[Items listed in a dataset]

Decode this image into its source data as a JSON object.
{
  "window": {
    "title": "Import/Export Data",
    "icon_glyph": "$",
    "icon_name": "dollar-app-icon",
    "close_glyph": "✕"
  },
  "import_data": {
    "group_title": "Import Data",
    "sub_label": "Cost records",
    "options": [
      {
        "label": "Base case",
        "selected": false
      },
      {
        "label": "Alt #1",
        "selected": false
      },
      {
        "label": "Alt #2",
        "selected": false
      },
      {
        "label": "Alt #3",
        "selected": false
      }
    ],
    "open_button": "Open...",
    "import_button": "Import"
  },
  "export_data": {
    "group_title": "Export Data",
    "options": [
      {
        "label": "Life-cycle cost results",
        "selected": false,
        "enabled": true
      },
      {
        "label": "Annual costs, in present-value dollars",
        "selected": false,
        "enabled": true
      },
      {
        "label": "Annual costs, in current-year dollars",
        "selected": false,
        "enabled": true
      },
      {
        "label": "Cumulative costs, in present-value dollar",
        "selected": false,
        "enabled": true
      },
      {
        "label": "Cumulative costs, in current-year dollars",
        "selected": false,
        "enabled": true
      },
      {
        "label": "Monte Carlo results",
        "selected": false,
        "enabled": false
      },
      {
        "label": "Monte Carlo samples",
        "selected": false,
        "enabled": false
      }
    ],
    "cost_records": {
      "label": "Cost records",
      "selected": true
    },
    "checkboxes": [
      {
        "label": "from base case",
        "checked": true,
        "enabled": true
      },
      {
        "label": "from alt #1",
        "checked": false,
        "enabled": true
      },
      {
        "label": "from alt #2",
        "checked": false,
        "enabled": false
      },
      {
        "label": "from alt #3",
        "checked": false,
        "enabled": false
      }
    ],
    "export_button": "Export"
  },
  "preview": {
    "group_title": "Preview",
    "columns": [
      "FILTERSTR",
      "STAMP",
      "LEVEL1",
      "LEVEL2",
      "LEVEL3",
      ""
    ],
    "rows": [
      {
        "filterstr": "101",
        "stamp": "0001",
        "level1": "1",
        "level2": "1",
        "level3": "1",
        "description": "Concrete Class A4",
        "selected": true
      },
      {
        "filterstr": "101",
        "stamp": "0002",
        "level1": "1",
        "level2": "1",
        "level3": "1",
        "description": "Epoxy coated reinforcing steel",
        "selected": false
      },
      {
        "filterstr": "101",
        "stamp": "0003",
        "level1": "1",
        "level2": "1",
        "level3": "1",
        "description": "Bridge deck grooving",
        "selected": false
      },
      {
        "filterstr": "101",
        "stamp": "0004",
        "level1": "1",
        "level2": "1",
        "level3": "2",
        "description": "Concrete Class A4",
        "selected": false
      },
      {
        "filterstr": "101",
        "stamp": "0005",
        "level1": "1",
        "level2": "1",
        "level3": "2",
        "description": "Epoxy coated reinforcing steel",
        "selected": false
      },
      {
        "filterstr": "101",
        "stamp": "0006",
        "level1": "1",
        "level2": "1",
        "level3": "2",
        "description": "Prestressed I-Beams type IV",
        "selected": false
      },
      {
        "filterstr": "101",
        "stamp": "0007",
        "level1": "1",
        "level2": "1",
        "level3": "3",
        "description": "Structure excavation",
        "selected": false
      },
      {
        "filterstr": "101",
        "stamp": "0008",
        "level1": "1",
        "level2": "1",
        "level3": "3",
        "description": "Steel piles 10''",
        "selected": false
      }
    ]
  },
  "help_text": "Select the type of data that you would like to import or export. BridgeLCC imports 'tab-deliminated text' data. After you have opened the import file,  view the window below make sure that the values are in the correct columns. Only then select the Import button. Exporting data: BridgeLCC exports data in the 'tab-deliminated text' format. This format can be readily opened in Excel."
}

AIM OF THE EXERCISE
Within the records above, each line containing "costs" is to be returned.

RESULT OF THIS EXERCISE
        "label": "Annual costs, in present-value dollars",
        "label": "Annual costs, in current-year dollars",
        "label": "Cumulative costs, in present-value dollar",
        "label": "Cumulative costs, in current-year dollars",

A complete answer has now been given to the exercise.